▸ Your assignment: Look through the entries for the string "fraction", and copy each line that holds it.

▸ The data:
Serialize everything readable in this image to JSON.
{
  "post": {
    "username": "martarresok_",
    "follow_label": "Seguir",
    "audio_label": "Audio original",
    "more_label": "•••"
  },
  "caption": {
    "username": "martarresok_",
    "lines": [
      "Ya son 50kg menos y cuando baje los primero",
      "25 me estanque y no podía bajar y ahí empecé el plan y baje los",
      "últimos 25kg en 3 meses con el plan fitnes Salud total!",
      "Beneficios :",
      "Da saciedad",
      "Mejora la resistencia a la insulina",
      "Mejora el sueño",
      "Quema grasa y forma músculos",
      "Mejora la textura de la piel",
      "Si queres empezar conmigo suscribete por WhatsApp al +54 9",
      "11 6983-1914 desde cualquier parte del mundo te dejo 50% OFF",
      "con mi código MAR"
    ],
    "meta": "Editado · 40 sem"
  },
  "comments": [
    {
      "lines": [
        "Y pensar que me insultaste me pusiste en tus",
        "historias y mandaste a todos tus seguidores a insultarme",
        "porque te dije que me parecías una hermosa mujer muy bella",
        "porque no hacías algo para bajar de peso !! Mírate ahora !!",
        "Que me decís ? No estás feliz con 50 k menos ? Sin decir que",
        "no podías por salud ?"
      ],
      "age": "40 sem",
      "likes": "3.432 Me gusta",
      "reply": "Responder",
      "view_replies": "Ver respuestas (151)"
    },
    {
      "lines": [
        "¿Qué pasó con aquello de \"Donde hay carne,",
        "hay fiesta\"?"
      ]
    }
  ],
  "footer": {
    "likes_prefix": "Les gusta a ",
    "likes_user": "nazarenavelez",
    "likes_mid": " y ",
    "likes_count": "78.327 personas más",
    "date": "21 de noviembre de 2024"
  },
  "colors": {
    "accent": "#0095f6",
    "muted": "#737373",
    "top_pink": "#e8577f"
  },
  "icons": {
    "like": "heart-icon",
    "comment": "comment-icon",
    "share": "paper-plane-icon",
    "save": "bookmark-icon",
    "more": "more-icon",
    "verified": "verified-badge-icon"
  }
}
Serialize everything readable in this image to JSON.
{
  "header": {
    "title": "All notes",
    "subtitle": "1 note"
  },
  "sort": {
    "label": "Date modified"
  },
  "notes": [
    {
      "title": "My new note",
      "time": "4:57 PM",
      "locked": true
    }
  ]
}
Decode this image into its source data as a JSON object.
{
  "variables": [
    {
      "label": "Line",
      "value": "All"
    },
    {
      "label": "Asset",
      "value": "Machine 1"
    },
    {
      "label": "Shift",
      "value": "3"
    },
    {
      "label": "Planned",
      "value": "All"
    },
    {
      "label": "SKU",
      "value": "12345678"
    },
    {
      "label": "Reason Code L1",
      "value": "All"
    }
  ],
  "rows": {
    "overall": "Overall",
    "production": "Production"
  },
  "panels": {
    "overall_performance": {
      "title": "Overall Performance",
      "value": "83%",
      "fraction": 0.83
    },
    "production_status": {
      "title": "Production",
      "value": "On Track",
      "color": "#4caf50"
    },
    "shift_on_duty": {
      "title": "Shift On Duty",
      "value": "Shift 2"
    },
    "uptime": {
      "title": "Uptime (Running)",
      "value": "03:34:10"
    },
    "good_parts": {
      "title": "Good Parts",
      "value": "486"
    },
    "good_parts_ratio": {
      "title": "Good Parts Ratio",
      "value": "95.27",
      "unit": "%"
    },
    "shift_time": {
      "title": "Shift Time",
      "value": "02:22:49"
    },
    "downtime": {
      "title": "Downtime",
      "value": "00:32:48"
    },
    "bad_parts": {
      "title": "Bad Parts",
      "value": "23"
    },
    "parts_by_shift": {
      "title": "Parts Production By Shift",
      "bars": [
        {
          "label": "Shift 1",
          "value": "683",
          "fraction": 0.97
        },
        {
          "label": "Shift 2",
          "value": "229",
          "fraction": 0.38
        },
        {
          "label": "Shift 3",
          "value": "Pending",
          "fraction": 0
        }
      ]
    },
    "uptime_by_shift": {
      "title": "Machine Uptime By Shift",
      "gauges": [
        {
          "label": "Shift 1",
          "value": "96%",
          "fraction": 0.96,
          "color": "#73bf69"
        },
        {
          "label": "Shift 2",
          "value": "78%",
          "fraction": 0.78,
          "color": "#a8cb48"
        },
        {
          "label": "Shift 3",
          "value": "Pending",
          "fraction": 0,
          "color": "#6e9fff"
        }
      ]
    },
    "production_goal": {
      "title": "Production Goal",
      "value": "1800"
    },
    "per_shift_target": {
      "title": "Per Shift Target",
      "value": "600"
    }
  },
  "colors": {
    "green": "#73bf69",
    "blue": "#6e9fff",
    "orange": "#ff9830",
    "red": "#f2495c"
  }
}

▸ Solution:
      "fraction": 0.83
          "fraction": 0.97
          "fraction": 0.38
          "fraction": 0
          "fraction": 0.96,
          "fraction": 0.78,
          "fraction": 0,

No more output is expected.